Start of Exercise materials
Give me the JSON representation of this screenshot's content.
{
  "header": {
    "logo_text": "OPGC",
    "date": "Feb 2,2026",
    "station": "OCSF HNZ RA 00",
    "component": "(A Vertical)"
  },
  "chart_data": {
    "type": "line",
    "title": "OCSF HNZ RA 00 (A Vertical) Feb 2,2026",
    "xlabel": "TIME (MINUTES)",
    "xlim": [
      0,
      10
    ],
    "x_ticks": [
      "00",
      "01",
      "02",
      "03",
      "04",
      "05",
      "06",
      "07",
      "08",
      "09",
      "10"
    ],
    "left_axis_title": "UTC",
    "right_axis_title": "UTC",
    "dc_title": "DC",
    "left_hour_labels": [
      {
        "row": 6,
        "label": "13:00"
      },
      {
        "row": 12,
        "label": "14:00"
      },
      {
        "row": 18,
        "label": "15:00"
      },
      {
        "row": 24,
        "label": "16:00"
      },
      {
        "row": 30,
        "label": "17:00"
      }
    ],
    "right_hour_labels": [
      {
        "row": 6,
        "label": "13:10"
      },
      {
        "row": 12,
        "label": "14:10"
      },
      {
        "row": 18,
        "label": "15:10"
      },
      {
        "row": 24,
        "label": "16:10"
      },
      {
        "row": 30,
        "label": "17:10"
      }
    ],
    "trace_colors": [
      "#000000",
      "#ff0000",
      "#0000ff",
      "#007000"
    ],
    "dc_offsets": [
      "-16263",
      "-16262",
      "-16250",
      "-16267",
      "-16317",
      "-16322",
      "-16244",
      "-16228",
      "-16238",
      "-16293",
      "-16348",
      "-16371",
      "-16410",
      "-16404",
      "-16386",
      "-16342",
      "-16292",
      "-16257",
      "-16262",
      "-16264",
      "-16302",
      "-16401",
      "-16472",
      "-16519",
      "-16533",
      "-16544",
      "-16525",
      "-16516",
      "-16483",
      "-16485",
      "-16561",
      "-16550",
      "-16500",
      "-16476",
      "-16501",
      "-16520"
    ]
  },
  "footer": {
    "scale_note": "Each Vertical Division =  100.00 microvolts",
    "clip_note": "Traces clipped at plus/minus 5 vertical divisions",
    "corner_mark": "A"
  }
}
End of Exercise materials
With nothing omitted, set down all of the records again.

Give me the JSON representation of this screenshot's content.
{
  "header": {
    "logo_text": "OPGC",
    "date": "Feb 2,2026",
    "station": "OCSF HNZ RA 00",
    "component": "(A Vertical)"
  },
  "chart_data": {
    "type": "line",
    "title": "OCSF HNZ RA 00 (A Vertical) Feb 2,2026",
    "xlabel": "TIME (MINUTES)",
    "xlim": [
      0,
      10
    ],
    "x_ticks": [
      "00",
      "01",
      "02",
      "03",
      "04",
      "05",
      "06",
      "07",
      "08",
      "09",
      "10"
    ],
    "left_axis_title": "UTC",
    "right_axis_title": "UTC",
    "dc_title": "DC",
    "left_hour_labels": [
      {
        "row": 6,
        "label": "13:00"
      },
      {
        "row": 12,
        "label": "14:00"
      },
      {
        "row": 18,
        "label": "15:00"
      },
      {
        "row": 24,
        "label": "16:00"
      },
      {
        "row": 30,
        "label": "17:00"
      }
    ],
    "right_hour_labels": [
      {
        "row": 6,
        "label": "13:10"
      },
      {
        "row": 12,
        "label": "14:10"
      },
      {
        "row": 18,
        "label": "15:10"
      },
      {
        "row": 24,
        "label": "16:10"
      },
      {
        "row": 30,
        "label": "17:10"
      }
    ],
    "trace_colors": [
      "#000000",
      "#ff0000",
      "#0000ff",
      "#007000"
    ],
    "dc_offsets": [
      "-16263",
      "-16262",
      "-16250",
      "-16267",
      "-16317",
      "-16322",
      "-16244",
      "-16228",
      "-16238",
      "-16293",
      "-16348",
      "-16371",
      "-16410",
      "-16404",
      "-16386",
      "-16342",
      "-16292",
      "-16257",
      "-16262",
      "-16264",
      "-16302",
      "-16401",
      "-16472",
      "-16519",
      "-16533",
      "-16544",
      "-16525",
      "-16516",
      "-16483",
      "-16485",
      "-16561",
      "-16550",
      "-16500",
      "-16476",
      "-16501",
      "-16520"
    ]
  },
  "footer": {
    "scale_note": "Each Vertical Division =  100.00 microvolts",
    "clip_note": "Traces clipped at plus/minus 5 vertical divisions",
    "corner_mark": "A"
  }
}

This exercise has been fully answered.